[Assigned task]: In the copy, every record below must appear exactly as given, and no picture may appear.

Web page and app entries
━━━
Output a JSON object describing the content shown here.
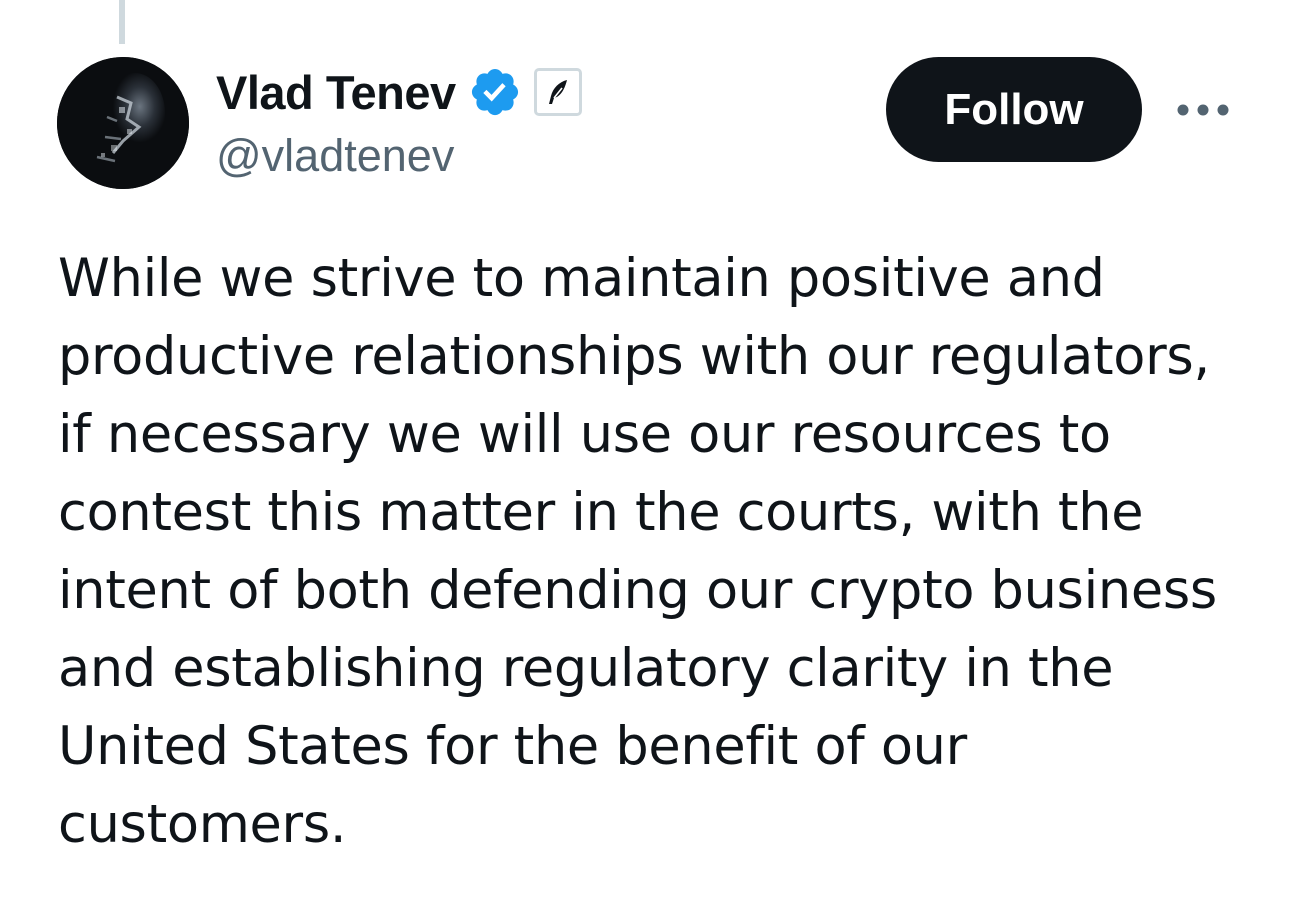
{
  "tweet": {
    "author": {
      "display_name": "Vlad Tenev",
      "handle": "@vladtenev",
      "verified_color": "#1d9bf0",
      "avatar_icon": "profile-photo-monochrome",
      "affiliate_icon": "robinhood-feather-icon"
    },
    "follow_label": "Follow",
    "more_icon": "ellipsis-icon",
    "text_lines": [
      "While we strive to maintain positive and",
      "productive relationships with our regulators,",
      "if necessary we will use our resources to",
      "contest this matter in the courts, with the",
      "intent of both defending our crypto business",
      "and establishing regulatory clarity in the",
      "United States for the benefit of our",
      "customers."
    ]
  }
}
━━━
[Exercise response]:
Output a JSON object describing the content shown here.
{
  "tweet": {
    "author": {
      "display_name": "Vlad Tenev",
      "handle": "@vladtenev",
      "verified_color": "#1d9bf0",
      "avatar_icon": "profile-photo-monochrome",
      "affiliate_icon": "robinhood-feather-icon"
    },
    "follow_label": "Follow",
    "more_icon": "ellipsis-icon",
    "text_lines": [
      "While we strive to maintain positive and",
      "productive relationships with our regulators,",
      "if necessary we will use our resources to",
      "contest this matter in the courts, with the",
      "intent of both defending our crypto business",
      "and establishing regulatory clarity in the",
      "United States for the benefit of our",
      "customers."
    ]
  }
}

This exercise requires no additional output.